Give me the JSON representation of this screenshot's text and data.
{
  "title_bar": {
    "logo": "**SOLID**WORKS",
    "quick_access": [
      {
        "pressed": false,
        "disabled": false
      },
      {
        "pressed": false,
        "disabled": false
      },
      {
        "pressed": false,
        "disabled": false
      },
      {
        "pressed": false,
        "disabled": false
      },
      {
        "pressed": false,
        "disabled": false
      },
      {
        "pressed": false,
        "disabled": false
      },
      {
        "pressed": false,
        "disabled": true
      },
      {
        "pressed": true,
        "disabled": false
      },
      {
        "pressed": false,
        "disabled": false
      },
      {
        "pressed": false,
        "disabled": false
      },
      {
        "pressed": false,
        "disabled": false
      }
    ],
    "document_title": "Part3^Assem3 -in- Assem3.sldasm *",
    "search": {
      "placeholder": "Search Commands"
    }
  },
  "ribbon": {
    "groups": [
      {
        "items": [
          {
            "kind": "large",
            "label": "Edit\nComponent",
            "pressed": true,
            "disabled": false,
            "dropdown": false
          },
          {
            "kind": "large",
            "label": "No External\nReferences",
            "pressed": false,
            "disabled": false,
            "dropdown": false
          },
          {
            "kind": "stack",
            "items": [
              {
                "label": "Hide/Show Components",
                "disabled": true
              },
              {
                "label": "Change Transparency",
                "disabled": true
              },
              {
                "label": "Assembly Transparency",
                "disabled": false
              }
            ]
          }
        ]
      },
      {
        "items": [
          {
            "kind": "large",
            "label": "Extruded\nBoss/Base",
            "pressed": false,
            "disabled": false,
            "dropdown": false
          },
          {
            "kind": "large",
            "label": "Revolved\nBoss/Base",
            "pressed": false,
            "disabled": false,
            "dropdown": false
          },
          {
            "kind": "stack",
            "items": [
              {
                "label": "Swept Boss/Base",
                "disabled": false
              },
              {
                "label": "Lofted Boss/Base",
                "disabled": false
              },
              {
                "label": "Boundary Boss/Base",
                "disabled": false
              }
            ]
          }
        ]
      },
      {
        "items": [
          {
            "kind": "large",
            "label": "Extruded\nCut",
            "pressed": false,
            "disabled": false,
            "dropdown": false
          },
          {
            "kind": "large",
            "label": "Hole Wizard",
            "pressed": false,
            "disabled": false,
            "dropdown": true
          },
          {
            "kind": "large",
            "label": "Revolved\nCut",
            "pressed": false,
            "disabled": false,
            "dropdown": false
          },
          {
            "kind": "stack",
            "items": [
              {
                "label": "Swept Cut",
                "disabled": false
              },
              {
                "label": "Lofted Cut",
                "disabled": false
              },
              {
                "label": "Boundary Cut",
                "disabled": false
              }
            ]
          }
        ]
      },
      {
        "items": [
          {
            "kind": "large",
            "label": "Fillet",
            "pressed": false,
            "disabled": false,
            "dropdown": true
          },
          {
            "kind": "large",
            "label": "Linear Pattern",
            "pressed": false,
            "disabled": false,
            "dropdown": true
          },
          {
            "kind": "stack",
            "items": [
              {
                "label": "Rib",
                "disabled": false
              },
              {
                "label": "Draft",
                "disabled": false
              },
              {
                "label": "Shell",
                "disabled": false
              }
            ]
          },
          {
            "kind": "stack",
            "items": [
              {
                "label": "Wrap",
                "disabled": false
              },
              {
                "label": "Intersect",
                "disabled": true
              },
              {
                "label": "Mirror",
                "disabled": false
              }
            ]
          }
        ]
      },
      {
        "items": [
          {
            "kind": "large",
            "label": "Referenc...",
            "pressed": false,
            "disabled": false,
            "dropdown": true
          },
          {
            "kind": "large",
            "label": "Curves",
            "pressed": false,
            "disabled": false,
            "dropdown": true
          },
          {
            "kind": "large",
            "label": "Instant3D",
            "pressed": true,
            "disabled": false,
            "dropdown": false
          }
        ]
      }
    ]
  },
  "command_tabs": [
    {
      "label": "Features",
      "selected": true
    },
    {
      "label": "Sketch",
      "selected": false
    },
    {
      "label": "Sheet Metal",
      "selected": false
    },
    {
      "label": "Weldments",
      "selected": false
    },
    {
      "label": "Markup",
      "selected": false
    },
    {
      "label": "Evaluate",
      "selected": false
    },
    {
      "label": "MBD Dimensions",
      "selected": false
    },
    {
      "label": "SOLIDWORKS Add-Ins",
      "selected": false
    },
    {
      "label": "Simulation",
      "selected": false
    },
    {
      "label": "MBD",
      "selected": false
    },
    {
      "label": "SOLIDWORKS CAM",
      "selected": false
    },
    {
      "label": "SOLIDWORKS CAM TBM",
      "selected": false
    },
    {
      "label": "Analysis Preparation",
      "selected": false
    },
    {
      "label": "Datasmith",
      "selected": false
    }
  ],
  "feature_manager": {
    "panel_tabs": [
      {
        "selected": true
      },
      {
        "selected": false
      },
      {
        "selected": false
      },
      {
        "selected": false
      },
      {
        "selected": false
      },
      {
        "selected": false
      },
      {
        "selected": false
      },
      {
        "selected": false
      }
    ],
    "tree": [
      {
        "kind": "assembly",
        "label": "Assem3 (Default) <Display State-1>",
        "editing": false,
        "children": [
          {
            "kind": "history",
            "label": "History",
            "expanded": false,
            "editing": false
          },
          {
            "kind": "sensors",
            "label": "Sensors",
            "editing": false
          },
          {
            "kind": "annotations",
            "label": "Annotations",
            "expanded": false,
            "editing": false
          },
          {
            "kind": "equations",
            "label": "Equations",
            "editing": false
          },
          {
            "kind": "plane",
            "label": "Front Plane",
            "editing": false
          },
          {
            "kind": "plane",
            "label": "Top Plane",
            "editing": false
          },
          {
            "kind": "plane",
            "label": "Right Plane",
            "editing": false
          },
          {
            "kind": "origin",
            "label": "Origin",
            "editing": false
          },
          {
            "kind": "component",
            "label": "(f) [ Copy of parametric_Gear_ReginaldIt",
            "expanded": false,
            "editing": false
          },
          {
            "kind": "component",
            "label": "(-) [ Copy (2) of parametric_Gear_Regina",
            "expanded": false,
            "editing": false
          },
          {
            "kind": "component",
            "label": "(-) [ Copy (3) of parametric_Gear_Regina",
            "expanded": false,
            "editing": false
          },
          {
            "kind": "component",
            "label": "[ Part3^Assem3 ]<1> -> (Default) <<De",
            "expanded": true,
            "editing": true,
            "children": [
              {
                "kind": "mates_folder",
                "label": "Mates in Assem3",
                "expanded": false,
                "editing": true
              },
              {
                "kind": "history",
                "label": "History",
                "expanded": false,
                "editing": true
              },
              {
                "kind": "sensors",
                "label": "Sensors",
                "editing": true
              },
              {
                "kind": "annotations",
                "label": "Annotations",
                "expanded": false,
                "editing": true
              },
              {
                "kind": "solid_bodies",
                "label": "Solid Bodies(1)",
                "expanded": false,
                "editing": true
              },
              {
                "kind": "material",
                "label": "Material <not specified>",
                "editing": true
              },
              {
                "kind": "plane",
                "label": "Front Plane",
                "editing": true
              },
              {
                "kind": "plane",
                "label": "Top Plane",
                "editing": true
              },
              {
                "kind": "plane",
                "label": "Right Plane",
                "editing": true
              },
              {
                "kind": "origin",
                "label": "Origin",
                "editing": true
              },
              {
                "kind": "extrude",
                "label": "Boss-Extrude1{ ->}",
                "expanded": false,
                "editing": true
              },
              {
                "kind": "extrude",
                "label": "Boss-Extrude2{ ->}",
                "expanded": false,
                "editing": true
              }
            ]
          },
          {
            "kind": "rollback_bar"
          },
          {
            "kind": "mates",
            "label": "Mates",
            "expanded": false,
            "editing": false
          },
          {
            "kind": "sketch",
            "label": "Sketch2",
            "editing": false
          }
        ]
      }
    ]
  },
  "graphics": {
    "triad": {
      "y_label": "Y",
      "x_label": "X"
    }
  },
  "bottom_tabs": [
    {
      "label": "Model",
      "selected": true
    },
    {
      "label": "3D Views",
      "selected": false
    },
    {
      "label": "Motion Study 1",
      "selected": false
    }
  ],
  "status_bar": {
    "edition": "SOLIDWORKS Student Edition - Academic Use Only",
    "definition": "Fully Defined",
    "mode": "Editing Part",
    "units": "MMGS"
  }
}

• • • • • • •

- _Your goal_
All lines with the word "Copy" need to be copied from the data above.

- _Written answer_
            "label": "(f) [ Copy of parametric_Gear_ReginaldIt",
            "label": "(-) [ Copy (2) of parametric_Gear_Regina",
            "label": "(-) [ Copy (3) of parametric_Gear_Regina",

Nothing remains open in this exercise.